“Unbelievable that he died, right?”
“Yeah, it’s crazy.”
“Man, I was his best friend ever. I can’t believe he didn’t tell me he was sneaking out.”
“What — were you going to stop him from sneaking out?”
“No, but at least if I went with them I could have stopped them from crashing.”
Ibrahim had just died, and Firas seemed like he was bragging more than grieving. All Nasser could do was nod. Firas looked lonely for the first time that day. Nasser wanted to tell him it was ok to cry. He wanted to as well. But Ibrahim was only dead for a moment, then he would disappear and life would start over again. They needed to be ready to greet all the men in Ibrahim’s family with stiff handshakes at the ’aaza.
They got out of the car and fidgeted with their belts. Firas’ cousin poked his head out the window. Yeslam rasak, habibi. Salaam, Nasser. Then he dumped his cigarette butt on the floor and veered off. The ’aaza happened so fast. They shook hands with every man in Ibrahim’s family. They started with his father, brothers, and uncles at the door, and then they went around to the older men sitting in chairs. They sat down together in the back. Firas took two dates and a small coffee in the fancy cup when they were offered. Nasser’s water was just fine. Some men fiddled with glimmering prayer beads. Nobody cried. It was quiet except for the "yeslam rasak" every few seconds at the front of the room. A sheikh stopped by and called out a few prayers, then left.

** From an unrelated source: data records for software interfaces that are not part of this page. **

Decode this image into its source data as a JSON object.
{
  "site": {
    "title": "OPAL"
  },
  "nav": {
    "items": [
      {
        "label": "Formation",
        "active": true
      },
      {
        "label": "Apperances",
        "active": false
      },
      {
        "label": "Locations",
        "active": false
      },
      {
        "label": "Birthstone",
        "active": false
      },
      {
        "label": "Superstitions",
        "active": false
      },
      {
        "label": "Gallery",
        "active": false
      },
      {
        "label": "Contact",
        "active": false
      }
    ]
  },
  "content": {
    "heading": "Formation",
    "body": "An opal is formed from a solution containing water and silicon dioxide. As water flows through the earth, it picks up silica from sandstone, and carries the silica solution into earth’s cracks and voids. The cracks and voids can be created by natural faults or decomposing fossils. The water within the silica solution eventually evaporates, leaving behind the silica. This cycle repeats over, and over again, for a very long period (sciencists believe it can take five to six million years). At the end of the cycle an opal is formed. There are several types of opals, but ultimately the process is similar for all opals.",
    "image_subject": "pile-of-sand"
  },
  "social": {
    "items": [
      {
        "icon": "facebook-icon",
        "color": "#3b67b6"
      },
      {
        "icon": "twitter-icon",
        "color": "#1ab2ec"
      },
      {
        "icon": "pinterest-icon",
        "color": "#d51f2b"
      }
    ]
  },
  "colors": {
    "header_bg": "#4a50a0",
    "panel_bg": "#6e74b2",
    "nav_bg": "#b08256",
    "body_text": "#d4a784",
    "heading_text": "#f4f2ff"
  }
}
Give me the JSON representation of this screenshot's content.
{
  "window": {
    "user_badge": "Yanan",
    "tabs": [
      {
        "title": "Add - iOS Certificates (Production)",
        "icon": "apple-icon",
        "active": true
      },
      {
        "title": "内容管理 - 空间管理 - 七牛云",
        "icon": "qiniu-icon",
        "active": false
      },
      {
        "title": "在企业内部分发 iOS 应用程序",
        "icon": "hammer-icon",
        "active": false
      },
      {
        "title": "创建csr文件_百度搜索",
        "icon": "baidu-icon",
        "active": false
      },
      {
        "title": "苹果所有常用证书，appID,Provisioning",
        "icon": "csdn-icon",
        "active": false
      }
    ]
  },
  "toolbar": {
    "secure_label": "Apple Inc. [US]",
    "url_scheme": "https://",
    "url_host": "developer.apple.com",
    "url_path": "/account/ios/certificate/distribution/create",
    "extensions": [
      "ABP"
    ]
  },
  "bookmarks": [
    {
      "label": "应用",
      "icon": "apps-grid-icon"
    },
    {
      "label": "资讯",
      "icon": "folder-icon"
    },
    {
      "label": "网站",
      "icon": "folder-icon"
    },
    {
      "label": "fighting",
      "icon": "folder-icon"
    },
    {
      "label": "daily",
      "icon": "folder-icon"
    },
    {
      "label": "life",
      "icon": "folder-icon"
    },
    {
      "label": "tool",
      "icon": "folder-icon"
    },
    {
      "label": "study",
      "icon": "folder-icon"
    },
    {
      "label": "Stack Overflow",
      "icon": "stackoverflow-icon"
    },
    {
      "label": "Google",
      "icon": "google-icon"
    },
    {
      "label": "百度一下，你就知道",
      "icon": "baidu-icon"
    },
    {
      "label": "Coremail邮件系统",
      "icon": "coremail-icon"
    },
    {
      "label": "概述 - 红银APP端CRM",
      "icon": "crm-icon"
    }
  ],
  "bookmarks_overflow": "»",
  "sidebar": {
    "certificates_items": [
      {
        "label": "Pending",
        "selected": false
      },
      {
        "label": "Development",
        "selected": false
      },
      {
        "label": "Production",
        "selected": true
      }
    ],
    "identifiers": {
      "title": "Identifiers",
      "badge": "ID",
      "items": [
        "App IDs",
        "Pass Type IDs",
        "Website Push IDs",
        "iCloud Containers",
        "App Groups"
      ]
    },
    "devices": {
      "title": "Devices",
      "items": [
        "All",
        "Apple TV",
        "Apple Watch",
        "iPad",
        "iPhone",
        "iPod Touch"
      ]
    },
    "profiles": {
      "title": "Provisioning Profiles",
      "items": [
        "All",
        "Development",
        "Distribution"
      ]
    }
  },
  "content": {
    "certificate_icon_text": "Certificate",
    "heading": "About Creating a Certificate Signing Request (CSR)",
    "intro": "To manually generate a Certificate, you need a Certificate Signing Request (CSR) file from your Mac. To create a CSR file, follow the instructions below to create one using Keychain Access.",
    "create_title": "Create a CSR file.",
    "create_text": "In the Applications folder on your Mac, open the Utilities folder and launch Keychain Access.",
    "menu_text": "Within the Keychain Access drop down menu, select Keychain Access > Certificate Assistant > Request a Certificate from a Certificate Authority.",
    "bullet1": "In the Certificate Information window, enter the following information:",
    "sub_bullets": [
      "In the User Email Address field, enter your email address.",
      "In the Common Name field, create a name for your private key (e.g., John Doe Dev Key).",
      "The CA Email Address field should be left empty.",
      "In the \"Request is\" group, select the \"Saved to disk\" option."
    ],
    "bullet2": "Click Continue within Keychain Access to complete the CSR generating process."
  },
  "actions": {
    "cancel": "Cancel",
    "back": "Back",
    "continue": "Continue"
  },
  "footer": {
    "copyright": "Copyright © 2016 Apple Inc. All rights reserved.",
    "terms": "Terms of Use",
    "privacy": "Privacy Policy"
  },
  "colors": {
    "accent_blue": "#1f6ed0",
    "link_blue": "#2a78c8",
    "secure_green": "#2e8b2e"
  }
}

Hamza Bilbeisi is a short story writer from Amman, Jordan. He was born and raised in the capital, and a large chunk of his upbringing was also spent in Aqaba, where his mother’s family is from. He is focused on exploring themes of masculinity, mental health, childhood, westernization, and political occupation. He is looking to carve ways for regional creatives to produce art without succumbing to a ‘Western’ lens. He primarily distributes his work through Instagram (@ketabhamza) and hopes he can help form a community for young creatives from the MENA region to also put forward their creative outlets. Hamza is constantly looking for more themes to explore and finds comfort in the small, overlooked details of his surroundings and interpersonal relationships. He also writes poetry, sometimes.